● **TASK REQUIREMENTS**
Repeat every line of the data verbatim.

Website and app data records
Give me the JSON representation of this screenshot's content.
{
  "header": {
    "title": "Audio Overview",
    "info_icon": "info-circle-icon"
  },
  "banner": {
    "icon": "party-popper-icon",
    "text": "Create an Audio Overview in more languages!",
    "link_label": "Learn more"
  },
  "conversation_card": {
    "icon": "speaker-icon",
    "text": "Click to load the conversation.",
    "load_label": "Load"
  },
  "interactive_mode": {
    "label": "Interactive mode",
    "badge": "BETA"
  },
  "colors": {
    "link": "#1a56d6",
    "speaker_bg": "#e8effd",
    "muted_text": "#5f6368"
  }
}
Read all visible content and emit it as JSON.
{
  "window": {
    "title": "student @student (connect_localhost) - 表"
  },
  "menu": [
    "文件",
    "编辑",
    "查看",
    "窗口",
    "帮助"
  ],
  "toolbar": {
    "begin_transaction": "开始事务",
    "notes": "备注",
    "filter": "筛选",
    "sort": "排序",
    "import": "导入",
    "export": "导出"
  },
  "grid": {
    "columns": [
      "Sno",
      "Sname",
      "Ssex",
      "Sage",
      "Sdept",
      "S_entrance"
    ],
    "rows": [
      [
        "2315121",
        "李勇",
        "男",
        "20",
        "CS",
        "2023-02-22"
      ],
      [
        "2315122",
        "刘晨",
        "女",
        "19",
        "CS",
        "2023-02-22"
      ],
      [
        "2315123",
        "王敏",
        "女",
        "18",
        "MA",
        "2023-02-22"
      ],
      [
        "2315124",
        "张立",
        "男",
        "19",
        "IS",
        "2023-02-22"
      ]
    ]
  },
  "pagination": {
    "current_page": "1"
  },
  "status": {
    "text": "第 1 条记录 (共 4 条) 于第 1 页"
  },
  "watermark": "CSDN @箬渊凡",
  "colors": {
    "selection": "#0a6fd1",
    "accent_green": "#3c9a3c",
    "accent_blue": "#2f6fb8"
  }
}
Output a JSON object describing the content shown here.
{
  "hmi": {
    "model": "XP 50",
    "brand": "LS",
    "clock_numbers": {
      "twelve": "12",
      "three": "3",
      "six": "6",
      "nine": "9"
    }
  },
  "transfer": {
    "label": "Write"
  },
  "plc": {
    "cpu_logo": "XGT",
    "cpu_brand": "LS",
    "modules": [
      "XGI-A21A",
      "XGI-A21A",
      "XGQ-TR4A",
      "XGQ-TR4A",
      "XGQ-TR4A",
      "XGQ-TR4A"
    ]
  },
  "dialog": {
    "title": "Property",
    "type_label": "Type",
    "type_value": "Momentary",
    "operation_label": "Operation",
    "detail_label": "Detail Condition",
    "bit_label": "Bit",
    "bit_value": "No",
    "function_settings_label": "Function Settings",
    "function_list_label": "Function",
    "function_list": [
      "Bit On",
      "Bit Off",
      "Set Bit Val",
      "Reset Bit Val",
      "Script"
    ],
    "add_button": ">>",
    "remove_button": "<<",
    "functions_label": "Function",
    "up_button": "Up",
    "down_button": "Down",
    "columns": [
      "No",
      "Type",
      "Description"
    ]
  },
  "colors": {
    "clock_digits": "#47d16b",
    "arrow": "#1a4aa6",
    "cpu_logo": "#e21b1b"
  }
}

● **PROBLEM SOLUTION**
Give me the JSON representation of this screenshot's content.
{
  "header": {
    "title": "Audio Overview",
    "info_icon": "info-circle-icon"
  },
  "banner": {
    "icon": "party-popper-icon",
    "text": "Create an Audio Overview in more languages!",
    "link_label": "Learn more"
  },
  "conversation_card": {
    "icon": "speaker-icon",
    "text": "Click to load the conversation.",
    "load_label": "Load"
  },
  "interactive_mode": {
    "label": "Interactive mode",
    "badge": "BETA"
  },
  "colors": {
    "link": "#1a56d6",
    "speaker_bg": "#e8effd",
    "muted_text": "#5f6368"
  }
}
Read all visible content and emit it as JSON.
{
  "window": {
    "title": "student @student (connect_localhost) - 表"
  },
  "menu": [
    "文件",
    "编辑",
    "查看",
    "窗口",
    "帮助"
  ],
  "toolbar": {
    "begin_transaction": "开始事务",
    "notes": "备注",
    "filter": "筛选",
    "sort": "排序",
    "import": "导入",
    "export": "导出"
  },
  "grid": {
    "columns": [
      "Sno",
      "Sname",
      "Ssex",
      "Sage",
      "Sdept",
      "S_entrance"
    ],
    "rows": [
      [
        "2315121",
        "李勇",
        "男",
        "20",
        "CS",
        "2023-02-22"
      ],
      [
        "2315122",
        "刘晨",
        "女",
        "19",
        "CS",
        "2023-02-22"
      ],
      [
        "2315123",
        "王敏",
        "女",
        "18",
        "MA",
        "2023-02-22"
      ],
      [
        "2315124",
        "张立",
        "男",
        "19",
        "IS",
        "2023-02-22"
      ]
    ]
  },
  "pagination": {
    "current_page": "1"
  },
  "status": {
    "text": "第 1 条记录 (共 4 条) 于第 1 页"
  },
  "watermark": "CSDN @箬渊凡",
  "colors": {
    "selection": "#0a6fd1",
    "accent_green": "#3c9a3c",
    "accent_blue": "#2f6fb8"
  }
}
Output a JSON object describing the content shown here.
{
  "hmi": {
    "model": "XP 50",
    "brand": "LS",
    "clock_numbers": {
      "twelve": "12",
      "three": "3",
      "six": "6",
      "nine": "9"
    }
  },
  "transfer": {
    "label": "Write"
  },
  "plc": {
    "cpu_logo": "XGT",
    "cpu_brand": "LS",
    "modules": [
      "XGI-A21A",
      "XGI-A21A",
      "XGQ-TR4A",
      "XGQ-TR4A",
      "XGQ-TR4A",
      "XGQ-TR4A"
    ]
  },
  "dialog": {
    "title": "Property",
    "type_label": "Type",
    "type_value": "Momentary",
    "operation_label": "Operation",
    "detail_label": "Detail Condition",
    "bit_label": "Bit",
    "bit_value": "No",
    "function_settings_label": "Function Settings",
    "function_list_label": "Function",
    "function_list": [
      "Bit On",
      "Bit Off",
      "Set Bit Val",
      "Reset Bit Val",
      "Script"
    ],
    "add_button": ">>",
    "remove_button": "<<",
    "functions_label": "Function",
    "up_button": "Up",
    "down_button": "Down",
    "columns": [
      "No",
      "Type",
      "Description"
    ]
  },
  "colors": {
    "clock_digits": "#47d16b",
    "arrow": "#1a4aa6",
    "cpu_logo": "#e21b1b"
  }
}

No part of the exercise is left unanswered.